When I taught our confirmation students about the Apostle’s Creed, when we got to Third Article, about the Holy Spirit, we learned:
I believe that by my own understanding or strength I cannot believe in Jesus Christ my Lord or come to him, but instead the Holy Spirit has called me through the gospel, enlightened me with his gifts, made me holy, and kept me in the true faith, just as he calls, gathers, enlightened and makes holy the whole Christian church on earth and keeps it with Jesus Christ in the one true faith.[iv]
We cannot do it ourselves. The good news is that we don’t have to – God always comes down.
That’s one of the things that we remember every time we baptize a baby - that we come to God as helpless as a baby. And God holds us, and love us, who cares for us. Like a loving parent, God smiles at our first steps, encourages us to walk, and picks us up when we fall down.
It’s a lifelong process, this growing up as a child of God, this living into our baptism, this walking wet in the world.
A couple of quotes I gleaned from a blog[v] - these are from the comments -and I think they really get at what baptism is all about:
“Baptism is a lifelong experience. It is God bathing you, hugging you, pouring scented oils of gladness over you, dressing you and sending you off into a baptismal life in the world.”[vi]
“What I do know is that the One Who Matters is present and acting – somewhat aggressively, actually – to make me a beloved child of God. And every day for the rest of my life, that identity will bless me, dog me, frustrate me, challenge me, and drag me into relationships that change everything.[vii]

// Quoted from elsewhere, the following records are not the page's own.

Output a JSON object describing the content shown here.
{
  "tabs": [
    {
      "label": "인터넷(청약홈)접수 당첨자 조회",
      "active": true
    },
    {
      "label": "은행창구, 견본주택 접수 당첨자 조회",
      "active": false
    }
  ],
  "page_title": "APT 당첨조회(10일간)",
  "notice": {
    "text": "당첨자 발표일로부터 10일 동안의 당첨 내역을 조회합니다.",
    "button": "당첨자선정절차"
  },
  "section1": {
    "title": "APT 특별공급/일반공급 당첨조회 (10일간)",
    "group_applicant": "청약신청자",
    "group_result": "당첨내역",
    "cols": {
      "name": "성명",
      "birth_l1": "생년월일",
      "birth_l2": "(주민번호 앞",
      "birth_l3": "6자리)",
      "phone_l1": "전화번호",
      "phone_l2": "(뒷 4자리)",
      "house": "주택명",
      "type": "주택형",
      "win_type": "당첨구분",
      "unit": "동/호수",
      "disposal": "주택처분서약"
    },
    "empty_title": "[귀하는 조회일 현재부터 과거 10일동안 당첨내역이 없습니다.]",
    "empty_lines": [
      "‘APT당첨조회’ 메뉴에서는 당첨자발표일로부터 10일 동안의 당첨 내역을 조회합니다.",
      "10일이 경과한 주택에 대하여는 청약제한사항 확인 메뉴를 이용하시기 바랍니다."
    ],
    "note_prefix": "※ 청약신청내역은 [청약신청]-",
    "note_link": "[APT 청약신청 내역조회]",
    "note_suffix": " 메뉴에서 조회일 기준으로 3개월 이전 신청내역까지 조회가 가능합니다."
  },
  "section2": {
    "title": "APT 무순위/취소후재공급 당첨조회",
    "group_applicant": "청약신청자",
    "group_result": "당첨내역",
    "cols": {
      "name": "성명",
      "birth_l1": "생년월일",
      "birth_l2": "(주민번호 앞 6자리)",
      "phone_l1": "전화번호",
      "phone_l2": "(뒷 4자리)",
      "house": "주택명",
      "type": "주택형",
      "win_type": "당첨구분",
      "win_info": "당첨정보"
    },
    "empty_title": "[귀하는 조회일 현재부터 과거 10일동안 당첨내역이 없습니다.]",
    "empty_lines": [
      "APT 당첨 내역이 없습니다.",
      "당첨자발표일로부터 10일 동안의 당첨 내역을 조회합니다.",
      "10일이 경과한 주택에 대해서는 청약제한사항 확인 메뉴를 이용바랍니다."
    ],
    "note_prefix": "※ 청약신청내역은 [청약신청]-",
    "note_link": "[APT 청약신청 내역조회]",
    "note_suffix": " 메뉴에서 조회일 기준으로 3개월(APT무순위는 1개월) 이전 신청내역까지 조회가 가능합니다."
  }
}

How do we live out our baptismal promises – how do we walk wet?
Sometimes it helps just to have a reminder. That’s one of the great things about our sacraments – is our first communion kids learn, we have stuff. We have water, and bread, and wine, stuff that helps us remember God’s promises.
One year when we did confirmation camp back home, we spent the day talking about baptism. And at the end of the day during our worship, we talked about how water can help us remember that God has claimed us, and forgiven us, and walks with us, encouraging us and loving us. We talked about how when we wash we could remember how baptism washes away sins – Martin Luther used to take a moment in the bath and say, “I am baptized.” We take a drink of cool refreshing water, and we could remember how Jesus is the living water. And when we played in the pool after worship that day, we could remember how much God loves us and gives us good things. At the end of that worship, we had the students walk through the sprinkler on the way to the pool area, saying to them as they entered the water, “Beloved child of God, you are marked with the cross of Christ and sealed by the Holy Spirit forever.”
We are going to reaffirm our baptisms in a few minutes. There will be an opportunity during that time for you to come to the font, dip your fingers in the water, and receive a baptismal blessing.
I hope you’ll take the time to ponder:
How does it change your day if you go through it remembering you are a much loved, child of God?
How does it change your day, to remember, you are God’s beloved child, called and sent to make a difference in the world?
[i] Luke 3:21, 22.
[ii] Lutheran Book of Worship, pg 121, Holy Baptism.
[iii] Evangelical Lutheran Worship, pg 227, Holy Baptism
[iv] . Quoted from "Lutheran handbook" page 205
[v] David Lose, In the Meantime, “What is Baptism?” http://www.davidlose.net/2013/01/what-is-baptism/.
[vi] [vi] Comment by Tom Olson, Jan 11, 2012 on David Lose’ blog post “What is Baptism?” http://www.davidlose.net/2013/01/what-is-baptism/.
[vii] Comment by Glenndy, Jan 10, 2012 on David Lose’ blog post “What is Baptism?” http://www.davidlose.net/2013/01/what-is-baptism/.